The Muleskinner Team provides a
lated to their deployment for the Soldiers and
monthly update for families and
Airmen, their Families, units and commands,
friends of the Nangarhar Missouri
the Army, DOD and the public. Views and opinions expressed in the
National Guard Development Team.
Muleskinner are not necessarily those of the Department of the Army or DOD.
The Muleskinner Report provides If you would like to receive this publication to your email or have questions or comments concerning ADT IV please contact: firstname.lastname@example.org
insights and analysis on the Nangarhar Missouri National Guard Development Team’s mission. If you have questions or comments on the
Public Affairs Officer Capt. Marie Orlando ADT IV
Muleskinner Report, please contact Col. Mike Fortune at Mike.Fortune@afghan.swa.army.mil
.call . . e m l l a C
Who do I call? Where do I go?
Back at the homestead • Family Readiness Group Leader Paula Ann Maloney 417.250.1703 or 417.683.3711 • ArmyOne Source 800.342.9647
• 131st Fighter Wing Coord. 314.527.6362 • 139th Fighter Air Lift Wing Coord. 816.236.3511 • Military Family Life Consultants
• Family Program Office 800.299.9603
- Child/Youth (Amy Bledsoe) 573.418.3588
• Family Assistance Center 877.236.4168
- Adult (Phil Pringle) 573.418.3588

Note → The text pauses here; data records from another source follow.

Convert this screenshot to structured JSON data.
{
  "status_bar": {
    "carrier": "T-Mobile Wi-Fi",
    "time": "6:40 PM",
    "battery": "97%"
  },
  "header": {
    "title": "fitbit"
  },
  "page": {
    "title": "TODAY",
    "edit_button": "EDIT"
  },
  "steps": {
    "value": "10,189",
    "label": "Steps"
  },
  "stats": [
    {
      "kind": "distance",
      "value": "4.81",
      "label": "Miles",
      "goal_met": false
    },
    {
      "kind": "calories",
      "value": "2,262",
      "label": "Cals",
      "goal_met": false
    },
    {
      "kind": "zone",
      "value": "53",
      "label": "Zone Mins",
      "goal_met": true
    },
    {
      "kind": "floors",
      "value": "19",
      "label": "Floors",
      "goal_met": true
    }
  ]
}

• Deployed Pay Issues 877.276.4729 • Employer Support of Guard and Reserve 573.638.9500 ext. 7730
• JFHQ-MO Chaplain 573.638.9618